Yvonne Steinert, Ph.D., a clinical psychologist and Professor of Family Medicine and Health Sciences Education, is the Richard and Sylvia Cruess Chair in Medical Education and the former Director of the Institute of Health Sciences Education in the Faculty of Medicine and Health Sciences at McGill University. She is actively involved in undergraduate and postgraduate medical education, educational research, and the design and delivery of faculty development programs and activities. Her research interests focus on teaching and learning in the health professions, the impact of faculty development on the individual and the organization, professionalism and professional identity formation, and the interplay between culture and health professions education.

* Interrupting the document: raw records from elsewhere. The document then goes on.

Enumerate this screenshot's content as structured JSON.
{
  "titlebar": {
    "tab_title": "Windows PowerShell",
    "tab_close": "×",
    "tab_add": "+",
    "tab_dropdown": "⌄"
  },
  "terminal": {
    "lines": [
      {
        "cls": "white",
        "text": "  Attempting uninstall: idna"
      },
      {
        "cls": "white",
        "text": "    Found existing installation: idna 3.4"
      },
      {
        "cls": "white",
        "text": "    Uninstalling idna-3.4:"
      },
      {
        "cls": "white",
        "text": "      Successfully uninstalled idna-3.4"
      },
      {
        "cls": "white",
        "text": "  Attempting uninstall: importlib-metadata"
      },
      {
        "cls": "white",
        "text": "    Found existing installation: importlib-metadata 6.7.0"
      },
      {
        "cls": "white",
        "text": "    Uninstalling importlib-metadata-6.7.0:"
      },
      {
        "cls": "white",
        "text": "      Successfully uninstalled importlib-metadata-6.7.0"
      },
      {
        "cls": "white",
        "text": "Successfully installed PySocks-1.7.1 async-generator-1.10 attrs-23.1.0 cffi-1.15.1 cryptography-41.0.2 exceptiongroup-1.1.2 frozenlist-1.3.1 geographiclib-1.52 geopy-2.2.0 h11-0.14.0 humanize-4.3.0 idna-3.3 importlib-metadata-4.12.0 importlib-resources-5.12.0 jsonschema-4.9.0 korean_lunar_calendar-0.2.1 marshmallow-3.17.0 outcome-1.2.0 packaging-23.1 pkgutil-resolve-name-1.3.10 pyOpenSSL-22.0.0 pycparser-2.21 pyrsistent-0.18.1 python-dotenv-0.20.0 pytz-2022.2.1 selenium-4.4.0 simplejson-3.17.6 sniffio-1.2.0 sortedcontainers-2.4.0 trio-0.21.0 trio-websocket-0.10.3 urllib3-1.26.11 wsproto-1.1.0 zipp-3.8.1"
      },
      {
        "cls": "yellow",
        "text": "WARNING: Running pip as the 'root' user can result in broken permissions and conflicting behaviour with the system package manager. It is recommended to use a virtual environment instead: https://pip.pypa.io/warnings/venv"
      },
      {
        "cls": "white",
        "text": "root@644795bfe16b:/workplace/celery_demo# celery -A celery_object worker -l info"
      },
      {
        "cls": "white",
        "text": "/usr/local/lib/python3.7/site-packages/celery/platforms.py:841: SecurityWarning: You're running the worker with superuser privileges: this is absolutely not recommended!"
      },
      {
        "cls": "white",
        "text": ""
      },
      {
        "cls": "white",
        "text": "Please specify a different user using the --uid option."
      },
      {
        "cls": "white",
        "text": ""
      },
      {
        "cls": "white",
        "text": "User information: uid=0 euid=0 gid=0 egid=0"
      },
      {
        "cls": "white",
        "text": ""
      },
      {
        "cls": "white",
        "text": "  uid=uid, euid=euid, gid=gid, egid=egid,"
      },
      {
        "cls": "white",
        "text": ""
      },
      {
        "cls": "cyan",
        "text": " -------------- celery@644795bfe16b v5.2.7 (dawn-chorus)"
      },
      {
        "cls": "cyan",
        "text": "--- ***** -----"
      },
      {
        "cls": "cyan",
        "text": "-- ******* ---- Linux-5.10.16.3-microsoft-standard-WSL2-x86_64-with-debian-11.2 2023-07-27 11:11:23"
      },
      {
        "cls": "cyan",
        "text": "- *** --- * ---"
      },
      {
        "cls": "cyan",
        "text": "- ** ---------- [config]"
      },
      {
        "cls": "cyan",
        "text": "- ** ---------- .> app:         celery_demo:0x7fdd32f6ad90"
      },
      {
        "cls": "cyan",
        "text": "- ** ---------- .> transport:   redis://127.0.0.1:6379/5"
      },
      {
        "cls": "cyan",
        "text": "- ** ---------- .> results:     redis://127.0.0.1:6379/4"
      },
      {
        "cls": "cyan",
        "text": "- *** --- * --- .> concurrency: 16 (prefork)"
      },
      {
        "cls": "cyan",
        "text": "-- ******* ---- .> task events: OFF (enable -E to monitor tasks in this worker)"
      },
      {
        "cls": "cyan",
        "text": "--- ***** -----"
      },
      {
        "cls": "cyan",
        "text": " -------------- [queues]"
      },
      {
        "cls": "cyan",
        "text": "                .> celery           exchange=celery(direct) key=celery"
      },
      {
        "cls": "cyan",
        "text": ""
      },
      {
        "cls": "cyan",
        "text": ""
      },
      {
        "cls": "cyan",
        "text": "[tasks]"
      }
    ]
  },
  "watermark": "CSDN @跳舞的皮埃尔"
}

She has written and presented extensively on topics related to faculty development and medical education and was recently named to the Order of Canada in recognition of her contributions to the advancement of pedagogical principles, faculty development, and new training approaches in Canadian medical education.

Richard Fuller is a Consultant Geriatrician/Stroke Physician and Deputy Dean of the School of Medicine at the University of Liverpool, UK. His work focuses on exciting new initiatives in curriculum design, mobile technology, assessment and personalised learning across health professions and the continuum of undergraduate and postgraduate practice.

His main research interests focus on assessment, working with a cross institutional group of assessment research colleagues. His current research focuses on the ‘personalisation’ of assessment, to support individual learner journeys. He publishes and speaks regularly at leading international medical education conferences and is a faculty member at a number of leading global assessment courses. He works with an international group of health professions education experts undertaking a review of global consensus guidelines on technology enhanced assessment. 

He holds a number of national/UK advisory roles, including acting as an assessment expert for the General Medical Council, including leadership of the Tests of Competence Panel. He undertakes a range of international advisory and developmental work in relation to curriculum, senior faculty development and assessment for a number of institutions.  He is a member of the executive group of the Association of Medical Education in Europe (AMEE) and chair the assessment panel of AMEE's Aspire to Excellence initiative.
 

plenary-5--takehome-messages-from-amee-2021
Twitter_001 facebook_001 Google_Plus_001 Linkedin_001 YouTube_001